While many lenders are looking for any hint of poor financial health among borrowers, those looking for funds might also look under their lender’s hoods. Or so office owner and developer Thomas Properties Group discovered during a recent complex transaction. Thomas Properties and some partners completed a debt restructuring for a portfolio of office buildings in Austin, replacing a $100 million unfunded commitment from Lehman Brothers Inc. with a $60 million priority credit facility that the ownership group will use for lease-up costs and property improvements.Lehman Brothers, whose bankruptcy last September shook the financial world to its core, owned half of the 10-building portfolio and provided debt financing to the other partners, in addition to its $100 million commitment.
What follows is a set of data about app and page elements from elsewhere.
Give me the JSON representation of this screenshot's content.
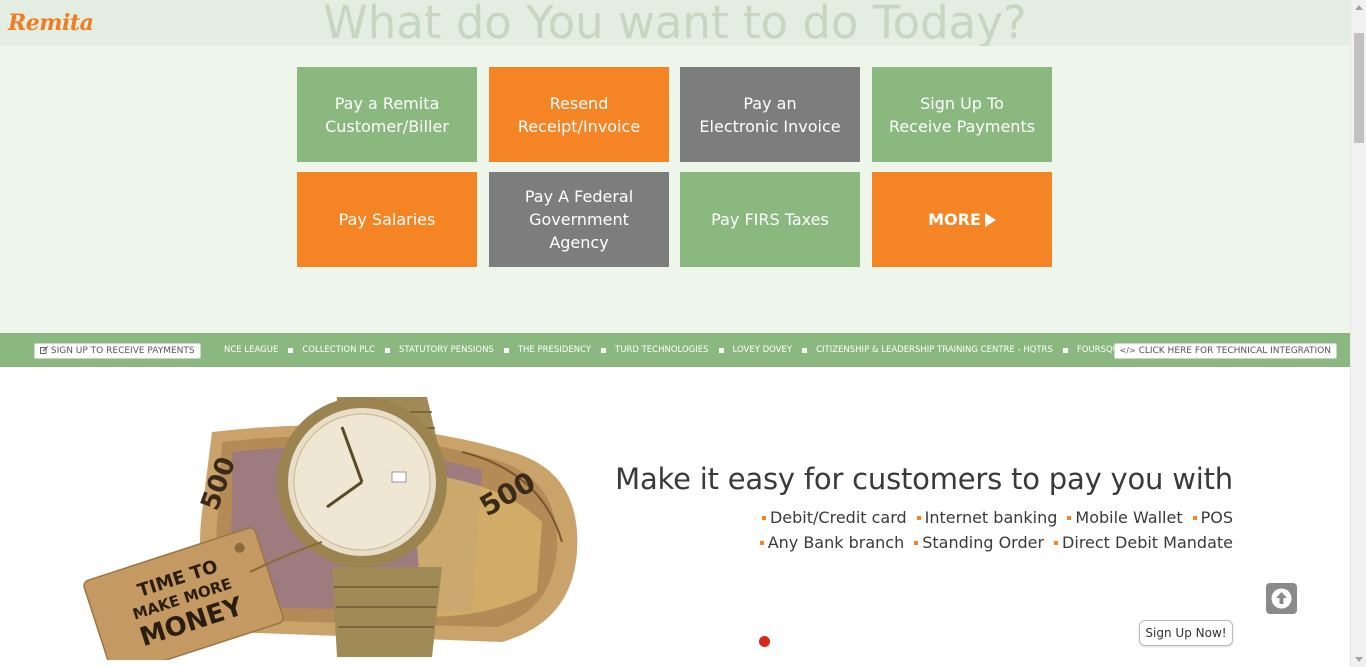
{
  "brand": {
    "logo_text": "Remita",
    "logo_color": "#ef7d22"
  },
  "headline": "What do You want to do Today?",
  "colors": {
    "green": "#8ab87f",
    "orange": "#f58425",
    "gray": "#7d7d7d"
  },
  "tiles": [
    {
      "label": "Pay a Remita\nCustomer/Biller",
      "color": "green"
    },
    {
      "label": "Resend\nReceipt/Invoice",
      "color": "orange"
    },
    {
      "label": "Pay an\nElectronic Invoice",
      "color": "gray"
    },
    {
      "label": "Sign Up To\nReceive Payments",
      "color": "green"
    },
    {
      "label": "Pay Salaries",
      "color": "orange"
    },
    {
      "label": "Pay A Federal\nGovernment\nAgency",
      "color": "gray"
    },
    {
      "label": "Pay FIRS Taxes",
      "color": "green"
    },
    {
      "label": "MORE",
      "color": "orange"
    }
  ],
  "ticker": {
    "left_button": "SIGN UP TO RECEIVE PAYMENTS",
    "right_button": "CLICK HERE FOR TECHNICAL INTEGRATION",
    "items": [
      "NCE LEAGUE",
      "COLLECTION PLC",
      "STATUTORY PENSIONS",
      "THE PRESIDENCY",
      "TURD TECHNOLOGIES",
      "LOVEY DOVEY",
      "CITIZENSHIP & LEADERSHIP TRAINING CENTRE - HQTRS",
      "FOURSQUARE DISTRCT"
    ]
  },
  "promo": {
    "tag_line1": "TIME TO",
    "tag_line2": "MAKE MORE",
    "tag_line3": "MONEY",
    "note_text": "500",
    "title": "Make it easy for customers to pay you with",
    "methods_line1": [
      "Debit/Credit card",
      "Internet banking",
      "Mobile Wallet",
      "POS"
    ],
    "methods_line2": [
      "Any Bank branch",
      "Standing Order",
      "Direct Debit Mandate"
    ],
    "cta": "Sign Up Now!"
  },
  "icons": {
    "back_to_top": "arrow-up-circle-icon",
    "more": "play-triangle-icon",
    "edit": "edit-icon",
    "code": "code-icon"
  }
}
And $80 million in existing debt that the group secured was retired to reduce overall leverage on the portfolio.The transaction may be a harbinger of things to come, as the balance sheets of many large lenders may be of questionable durability. “This is new, in my experience: a case where a commercial property lender failed to meet its funding obligations,” said Cox Castle Nicholson L.L.P. partner Douglas Snyder, who worked on the transaction. “This is a role reversal, as the lender is the party in default.”This kind of transaction raises such questions as whether the borrower is still required to pay interest if a lender ceases to provide financing. Ultimate resolution of these issues will likely prove time consuming, as communication between lender and borrower has become tougher now that so many recent-vintage loans have been securitized, Snyder said. “These days, loans are chopped up and sold off in pieces,” he observed. “Many borrowers and lenders have no relationship.”For more on hard-to-finance deals, visit and enter “Historic Solution” and “Condo Bet” in quotation marks.